[1] Xiyu Wang, Dandan Guo, and Z. Cui, “Soft base station technology in wireless communications Systems,” ZTE Communications, vol. 8, no. 4, pp. 49-53, 2010
[2] Chunming Jia and Xiaofei Fei, “SDR soft base station expanding 3G network new platform,” World Telecommunications, no. 12, pp. 71-72, 2008.
[3] Yongjian Mou, “ZTE’s distributed soft BTS solution,” Designing Techniques of Posts and Telecommunications, vol. 29, no. 4, pp. 38-39, 2008.
[4] Qingjie Song and L. Yang, “Research and application of new 3G networking solution based on super baseband goups,” Shangdong Communication Technology, vol. 30, no. 2, pp. 27-30, 2010.
[5] Yuli Song, Dongxiao Li, and Zhansheng Wu, “Discussion on smart power saving technology of BTS”,  Designing Techniques of Posts and Telecommunications, vol. 31, no. 3, pp. 70-73, 2010.
[6] J. Xiao, J. Li, and Shuangjiang Tan, “Initial analysis on energy saving and emission reduction techniques for base stations,” Designing Techniques of Posts and Telecommunications, vol. 31, no. 6, pp. 72-76, 2010.
[7] X. Liu and Wenzhou Cai, “Energy-saving base stations constructing ecotype TD network,” Mobile Communications, Vol. 33, no. 12, pp. 87-89, 2009.
[8] Qianhao Lv, Wenyong Mao, and J. Zhu, “Green GSM network solution leading environmental protection trend,” Designing Techniques of Posts and Telecommunications, vol. 30, no. 6, pp. 25-30, 2009.
[9] Jinlu Xu, Haibo Yan, and L. Sun, “Solution of saving energy and reducing emissions in mobile communication base station,” Designing Techniques of Posts and Telecommunications, vol. 30, no. 12, pp. 57-59, 2009.

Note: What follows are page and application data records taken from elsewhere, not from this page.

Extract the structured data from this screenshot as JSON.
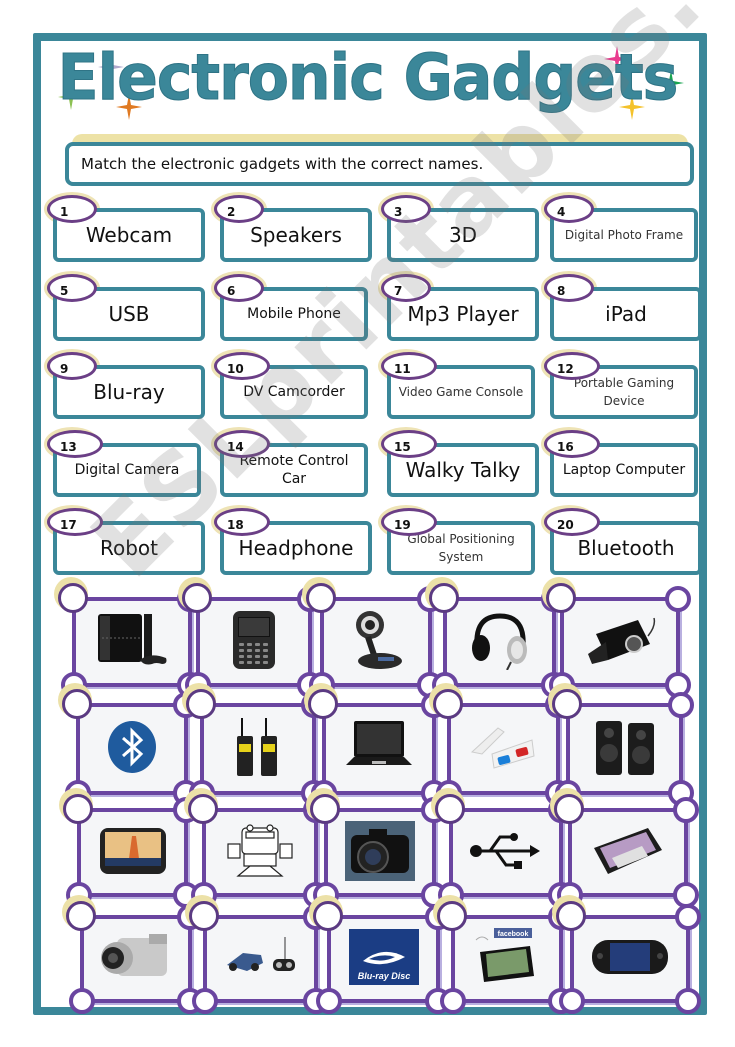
{
  "worksheet": {
    "title": "Electronic Gadgets",
    "instruction": "Match the electronic gadgets with the correct names.",
    "watermark": "ESLprintables.com",
    "colors": {
      "frame": "#3b8799",
      "title": "#3b8799",
      "label_border": "#3b8799",
      "number_circle": "#6b3f86",
      "card_border": "#6a45a0",
      "glow": "#ece1a8"
    }
  },
  "labels": [
    {
      "number": "1",
      "text": "Webcam"
    },
    {
      "number": "2",
      "text": "Speakers"
    },
    {
      "number": "3",
      "text": "3D"
    },
    {
      "number": "4",
      "text": "Digital Photo Frame"
    },
    {
      "number": "5",
      "text": "USB"
    },
    {
      "number": "6",
      "text": "Mobile Phone"
    },
    {
      "number": "7",
      "text": "Mp3 Player"
    },
    {
      "number": "8",
      "text": "iPad"
    },
    {
      "number": "9",
      "text": "Blu-ray"
    },
    {
      "number": "10",
      "text": "DV Camcorder"
    },
    {
      "number": "11",
      "text": "Video Game Console"
    },
    {
      "number": "12",
      "text": "Portable Gaming Device"
    },
    {
      "number": "13",
      "text": "Digital Camera"
    },
    {
      "number": "14",
      "text": "Remote Control Car"
    },
    {
      "number": "15",
      "text": "Walky Talky"
    },
    {
      "number": "16",
      "text": "Laptop Computer"
    },
    {
      "number": "17",
      "text": "Robot"
    },
    {
      "number": "18",
      "text": "Headphone"
    },
    {
      "number": "19",
      "text": "Global Positioning System"
    },
    {
      "number": "20",
      "text": "Bluetooth"
    }
  ],
  "pictures": [
    {
      "icon": "game-console-icon",
      "answer": ""
    },
    {
      "icon": "mobile-phone-icon",
      "answer": ""
    },
    {
      "icon": "webcam-icon",
      "answer": ""
    },
    {
      "icon": "headphone-icon",
      "answer": ""
    },
    {
      "icon": "mp3-player-icon",
      "answer": ""
    },
    {
      "icon": "bluetooth-icon",
      "answer": ""
    },
    {
      "icon": "walky-talky-icon",
      "answer": ""
    },
    {
      "icon": "laptop-icon",
      "answer": ""
    },
    {
      "icon": "3d-glasses-icon",
      "answer": ""
    },
    {
      "icon": "speakers-icon",
      "answer": ""
    },
    {
      "icon": "gps-icon",
      "answer": ""
    },
    {
      "icon": "robot-icon",
      "answer": ""
    },
    {
      "icon": "digital-camera-icon",
      "answer": ""
    },
    {
      "icon": "usb-icon",
      "answer": ""
    },
    {
      "icon": "ipad-icon",
      "answer": ""
    },
    {
      "icon": "camcorder-icon",
      "answer": ""
    },
    {
      "icon": "remote-control-car-icon",
      "answer": ""
    },
    {
      "icon": "blu-ray-icon",
      "answer": ""
    },
    {
      "icon": "digital-photo-frame-icon",
      "answer": ""
    },
    {
      "icon": "portable-gaming-device-icon",
      "answer": ""
    }
  ],
  "picture_text": {
    "bluray_logo": "Blu-ray Disc",
    "facebook_badge": "facebook"
  }
}
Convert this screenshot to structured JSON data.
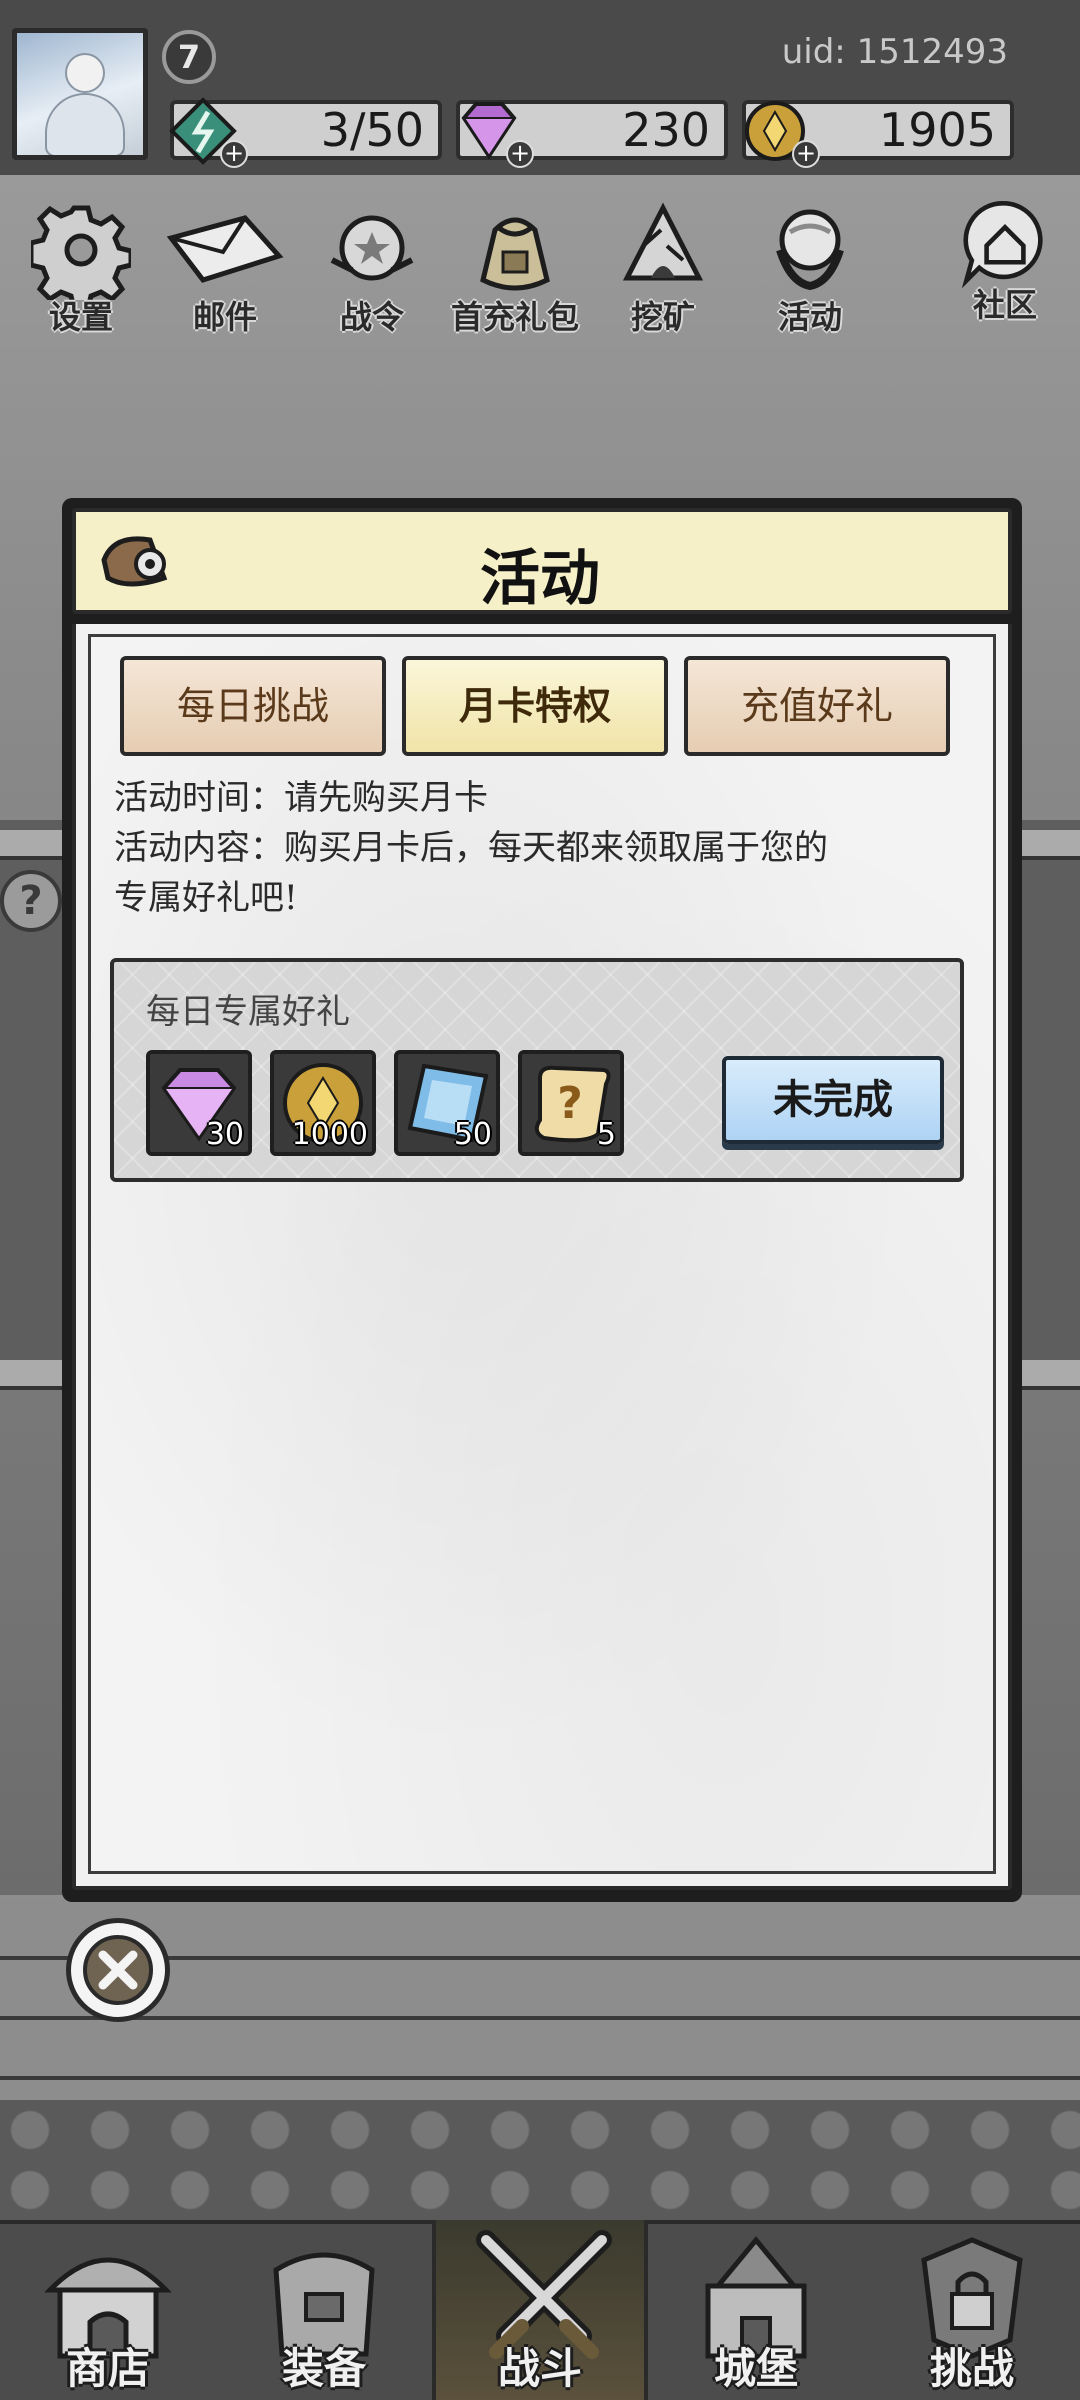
{
  "header": {
    "level": "7",
    "uid": "uid: 1512493",
    "resources": {
      "energy": "3/50",
      "gems": "230",
      "gold": "1905"
    }
  },
  "topnav": {
    "items": [
      {
        "label": "设置",
        "icon": "gear-icon"
      },
      {
        "label": "邮件",
        "icon": "mail-icon"
      },
      {
        "label": "战令",
        "icon": "battle-pass-icon"
      },
      {
        "label": "首充礼包",
        "icon": "gift-bag-icon"
      },
      {
        "label": "挖矿",
        "icon": "mining-icon"
      },
      {
        "label": "活动",
        "icon": "event-wreath-icon"
      },
      {
        "label": "社区",
        "icon": "community-home-icon"
      }
    ]
  },
  "modal": {
    "title": "活动",
    "tabs": [
      {
        "label": "每日挑战",
        "active": false
      },
      {
        "label": "月卡特权",
        "active": true
      },
      {
        "label": "充值好礼",
        "active": false
      }
    ],
    "activity_time": "活动时间：请先购买月卡",
    "activity_content_line1": "活动内容：购买月卡后，每天都来领取属于您的",
    "activity_content_line2": "专属好礼吧!",
    "reward_panel": {
      "title": "每日专属好礼",
      "rewards": [
        {
          "icon": "gem-icon",
          "count": "30"
        },
        {
          "icon": "gold-coin-icon",
          "count": "1000"
        },
        {
          "icon": "crystal-icon",
          "count": "50"
        },
        {
          "icon": "mystery-scroll-icon",
          "count": "5"
        }
      ],
      "status_button": "未完成"
    }
  },
  "bottomnav": {
    "items": [
      {
        "label": "商店",
        "icon": "shop-icon",
        "active": false
      },
      {
        "label": "装备",
        "icon": "equipment-bag-icon",
        "active": false
      },
      {
        "label": "战斗",
        "icon": "crossed-swords-icon",
        "active": true
      },
      {
        "label": "城堡",
        "icon": "castle-icon",
        "active": false
      },
      {
        "label": "挑战",
        "icon": "challenge-lock-icon",
        "active": false
      }
    ]
  },
  "colors": {
    "modal_header_bg": "#f6f0c9",
    "tab_active_bg": "#f0e4a8",
    "tab_inactive_bg": "#e6cdb3",
    "status_button_bg": "#aed3f4"
  }
}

Zhiping Chen ( has a master’s degree from Huazhong University of Science and Technology. She is a solution director in the architecture department of Wireless Product Operation Division of ZTE Corporation. She is mainly responsible for technical support and developing integrated solutions for high-end wireless communications markets.


Licun Wang ( has a Ph.D. from the Institute of Automation of the Chinese Academy of Sciences. He is a solutions architect in the Architecture Department of Wireless Product Operation Division of ZTE Corporation. He is mainly responsible for demand analysis and integrated solution development for high-end wireless communications markets. He has published 30 papers.

Previous: Adaptive Multiantenna Technology
Next: The Internet of Things and Ubiquitous Intelligence (1)

About ZTE Communications

Guidelines for Authors

©1998-2013 ZTE Corporation. All rights reserved Contact Us | Site Map | Legal | Comments      Find Us: 

 Select your country

Global - English China - 中文